Facebook CEO Zuckerberg, Google CEO Page: We Didn’t Know About PRISM (statements here)

Google CEO Page and Facebook CEO Zuckerberg have issued strong denials that they worked with the NSA on Verizon PRISM data spying. Full statements here.

aNewDomain.net — A day after news broke that the NSA has been working, via Verizon, to siphon user data from tech company computers — and hours after the first waves of outrage from privacy advocates hit online — Facebook founder Mark Zuckerberg and Google CEO Larry Page each issued statements. The CEOs, speaking separately, say they didn’t know about the PRISM domestic spying project and didn’t even hear about it until yesterday, along with the rest of the world.

See the leaked PRISM slides here, classified U.S. government slides that clearly suggest the NSA is working with “partner” companies including Google, Apple, IBM, Facebook and others to gain access to videos, pictures, email and other data, via a backdoor fiber optic connection. Google CEO Larry Page and Facebook CEO Mark Zuckerberg now have issued strong denials, below.

If Verizon was siphoning the data from their servers, as reports suggest, it was working with the NSA without Google and Facebook’s explicit or implicit help, the statements say.

We await further comment from Verizon. Here are the statements from Zuckerberg and Page, below.

Zuckerberg’s statement says:

I want to respond personally to the outrageous press reports about PRISM:

Facebook is not and has never been part of any program to give the US or any other government direct access to our servers. We have never received a blanket request or court order from any government agency asking for information or metadata in bulk, like the one Verizon reportedly received. And if we did, we would fight it aggressively. We hadn’t even heard of PRISM before yesterday.

When governments ask Facebook for data, we review each request carefully to make sure they always follow the correct processes and all applicable laws, and then only provide the information if is required by law. We will continue fighting aggressively to keep your information safe and secure.

We strongly encourage all governments to be much more transparent about all programs aimed at keeping the public safe. It’s the only way to protect everyone’s civil liberties and create the safe and free society we all want over the long term.”

Late yesterday, Google also released a blanket denial to a scandal that had the Electronic Frontier Foundation calling for the formation of a government watchdog committee like the Church Committee, which the Senate formed in 1975. That’s when it came to light that the U.S. had embarked on domestic spying on counter-culture figures and polarizing anti-war and civil rights figures such as the late musician John Lennon and the late civil rights activist Martin Luther King, Jr. Read the EFF appeal here. It sounds major alarms.

On Google’s blog, CEO Larry Page wrote a post called “What the … ?” In it, he wrote the following:

Dear Google users — You may be aware of press reports alleging that Internet companies have joined a secret U.S. government program called PRISM to give the National Security Agency direct access to our servers. As Google’s CEO and Chief Legal Officer, (Google) wanted you to have the facts.

First, we have not joined any program that would give the U.S. government—or any other government—direct access to our servers.
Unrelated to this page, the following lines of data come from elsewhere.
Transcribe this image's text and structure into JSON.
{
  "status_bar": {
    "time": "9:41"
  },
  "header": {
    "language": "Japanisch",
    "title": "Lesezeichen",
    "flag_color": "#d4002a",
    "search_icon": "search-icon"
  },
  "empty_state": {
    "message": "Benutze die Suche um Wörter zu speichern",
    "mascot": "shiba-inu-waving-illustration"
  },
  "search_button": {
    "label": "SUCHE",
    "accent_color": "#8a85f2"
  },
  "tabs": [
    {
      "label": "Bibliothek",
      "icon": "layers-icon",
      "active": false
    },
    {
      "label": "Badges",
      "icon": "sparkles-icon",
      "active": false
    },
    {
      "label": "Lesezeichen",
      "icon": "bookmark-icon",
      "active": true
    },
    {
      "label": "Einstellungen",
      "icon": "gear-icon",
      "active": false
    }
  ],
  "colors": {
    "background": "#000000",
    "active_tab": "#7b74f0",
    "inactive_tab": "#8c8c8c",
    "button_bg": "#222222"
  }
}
Indeed, the U.S. government does not have direct access or a “back door” to the information stored in our data centers. We had not heard of a program called PRISM until yesterday.

Second, we provide user data to governments only in accordance with the law. Our legal team reviews each and every request, and frequently pushes back when requests are overly broad or don’t follow the correct process. Press reports that suggest that Google is providing open-ended access to our users’ data are false, period. Until this week’s reports, we had never heard of the broad type of order that Verizon received—an order that appears to have required them to hand over millions of users’ call records. We were very surprised to learn that such broad orders exist. Any suggestion that Google is disclosing information about our users’ Internet activity on such a scale is completely false.

Finally, this episode confirms what we have long believed—there needs to be a more transparent approach. Google has worked hard, within the confines of the current laws, to be open about the data requests we receive. We post this information on our Transparency Report whenever possible. We were the first company to do this. And, of course, we understand that the U.S. and other governments need to take action to protect their citizens’ safety—including sometimes by using surveillance. But the level of secrecy around the current legal procedures undermines the freedoms we all cherish.”

Here is one of the slides the NSA allegedly leaked to the Washington Post and the UK Guardian suggesting Google and Facebook’s direct involvement. The Obama administration has confirmed the existence of the up-to-now classified program. Find others here. Developing …

Gina Smith contributed to the reporting of this story, which is developing.

Based in Ann Arbor Michigan, Mike Olsen is a tech enthusiast, freelance writer and a senior contributor to aNewDoman.net. Follow his stream on Google+ and email him at MikeO@aNewDomain.net.